Day 2 of my safari changed my life. I met God out there. I know, it sounds melodramatic, right? But that’s exactly what happened.
Dearson and I arose early, had breakfast and got on the road because we had a far way to drive that day. We were going to the Serengeti. Yup, the same one that you’ve seen in National Geographic magazines. I hadn’t quite wrapped my mind around that; in my head I knew that was where we were going but it still didn’t seem real.
We drove for a couple of hours across flatlands before we started climbing up the wall of the East African Rift. If I thought I was smiling before, that was nothing compared to what I was doing now – we were driving up the wall of the Rift Valley, for goodness sake! I felt like I was driving through a nature special because I just couldn’t believe that this was my life! I teared up at one point as we wound our way up the valley wall, thinking about exactly what I was doing at that moment, and how gracious God was to give me this opportunity – that was one of those moments when Dearson realised that I didn’t want to talk, I just wanted to revel in the experience, so he kept quiet all the way up.
Eventually, we got to the gate of Ngorongoro Conservation Area, where we stopped to check in because we had to cross that area to get to the Serengeti. But we would be back the next afternoon.
As we ascended the mountain that we had to cross in order to reach our destination, it got foggy and chilly and damp. The higher up we went into the fog and damp, the more I felt like God was wrapping His arms around me. At one point, I felt the words, like a whisper in my heart, “Kristine, my daughter, I love you so very much.” I cried quiet tears as we continued up, feeling His love and peace wrap tightly around me, like He would never let me go. I think it was in that moment that my love of mountains was born, because Ngorongoro was the first place that I physically felt God’s presence.
After a quick stop for my first look out over Ngorongoro Crater and another check in at that gate, we continued for a couple more hours, passing Maasai villages and herds of animals, and then we were suddenly there, at the entrance to the Serengeti. We did our usual check in at the gate, had lunch, used the bathroom, and set off into this new wilderness.
And within minutes stumbled across a pride of lions, relaxing in the noonday sun.
It was the Serengeti that unbroke my heart. As we drove that afternoon, I began to understand the vastness of where I was. Dearson told me that it would take several days, perhaps a week or more, to drive from one end of this endless plain to another. Can you imagine the sheer magnitude of that place?

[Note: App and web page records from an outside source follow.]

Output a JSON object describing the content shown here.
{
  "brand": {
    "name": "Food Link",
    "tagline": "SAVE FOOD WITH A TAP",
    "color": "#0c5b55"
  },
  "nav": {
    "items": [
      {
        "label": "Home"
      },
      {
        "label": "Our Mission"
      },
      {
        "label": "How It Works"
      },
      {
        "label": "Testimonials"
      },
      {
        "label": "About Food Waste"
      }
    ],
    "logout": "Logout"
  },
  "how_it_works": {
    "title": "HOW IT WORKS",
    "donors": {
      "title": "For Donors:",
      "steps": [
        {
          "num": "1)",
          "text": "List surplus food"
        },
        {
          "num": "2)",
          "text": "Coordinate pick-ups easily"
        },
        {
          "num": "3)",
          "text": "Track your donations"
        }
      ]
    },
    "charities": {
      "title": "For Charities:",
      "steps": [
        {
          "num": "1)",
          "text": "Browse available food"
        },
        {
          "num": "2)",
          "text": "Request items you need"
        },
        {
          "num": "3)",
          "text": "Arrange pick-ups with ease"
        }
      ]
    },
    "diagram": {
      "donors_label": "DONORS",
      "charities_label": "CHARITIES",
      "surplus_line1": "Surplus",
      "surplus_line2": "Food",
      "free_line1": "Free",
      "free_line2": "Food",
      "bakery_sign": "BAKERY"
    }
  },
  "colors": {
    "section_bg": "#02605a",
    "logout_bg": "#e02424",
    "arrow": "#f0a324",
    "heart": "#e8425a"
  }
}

At one point, after not seeing any animals for a while, I was standing in the van as we drove, with my head up through the roof, when the reality of where I was and what I was doing hit me all at once. That was the exact moment when my heart started healing; I felt that there was so much beauty pressing in on me that I needed to absorb, and if I was going to fit it all into my heart then I had to let go of anything dark that was lingering there. I had already been working on forgiving the hurts that I was carrying, but that moment was when I truly forgave it all – my ex-company for rejecting me, my ex-partner for how he treated me, my friends and family for not sharing with me what they knew (I understood why but it still hurt), my ex-colleagues for turning their backs on me, my ex-friends for not caring about me, and me for putting myself into my various predicaments. I let go of even older, unrelated hurts that I thought were long gone. I brought it all out and I let it all go. How could I be petty and keep any ugliness in my heart when I had been granted the awesome privilege of this experience? So I left it all out there in the Serengeti. And as I lay it all down and absorbed the beauty surrounding me, my heart truly began to heal.
That afternoon, I saw more lions, elephants, gazelle, giraffe, and even hyena. The scenery was so sharp and clear that I said to Dearson at one point, “I feel like we’re driving through God’s postcard.” Honestly, guys, at some points it was like we were driving through a Photoshopped image, that’s how unreal it looked and felt.
It was dusty going (it was the dry season, after all) and my hair was beyond a hot mess (I spent most of the afternoon on my feet with my head and torso out the roof of the van) but I didn’t care. The awesome encounters that I had with God that day were more than worth ugly hair.
As dusk approached, we arrived at our resting place for the night – a camp of tents in the heart of the Serengeti, called Kati Kati. I had a shower (I don’t know how they managed it but there was a pretty good makeshift shower in my tent), ate dinner, and called it a night.
At this point, I was happier than I had ever hoped to be in my life, and after I said my prayers of thanksgiving, I fell asleep to the sound of hyenas wailing somewhere in the surrounding wilderness.
In fact, when I fell asleep that night, I was different from when I had awoken that same morning. One does not come into the presence of God or lay down one’s burdens, much less do both in one day, and stay the same. For that alone, Tanzania secured a special place in my heart…forever.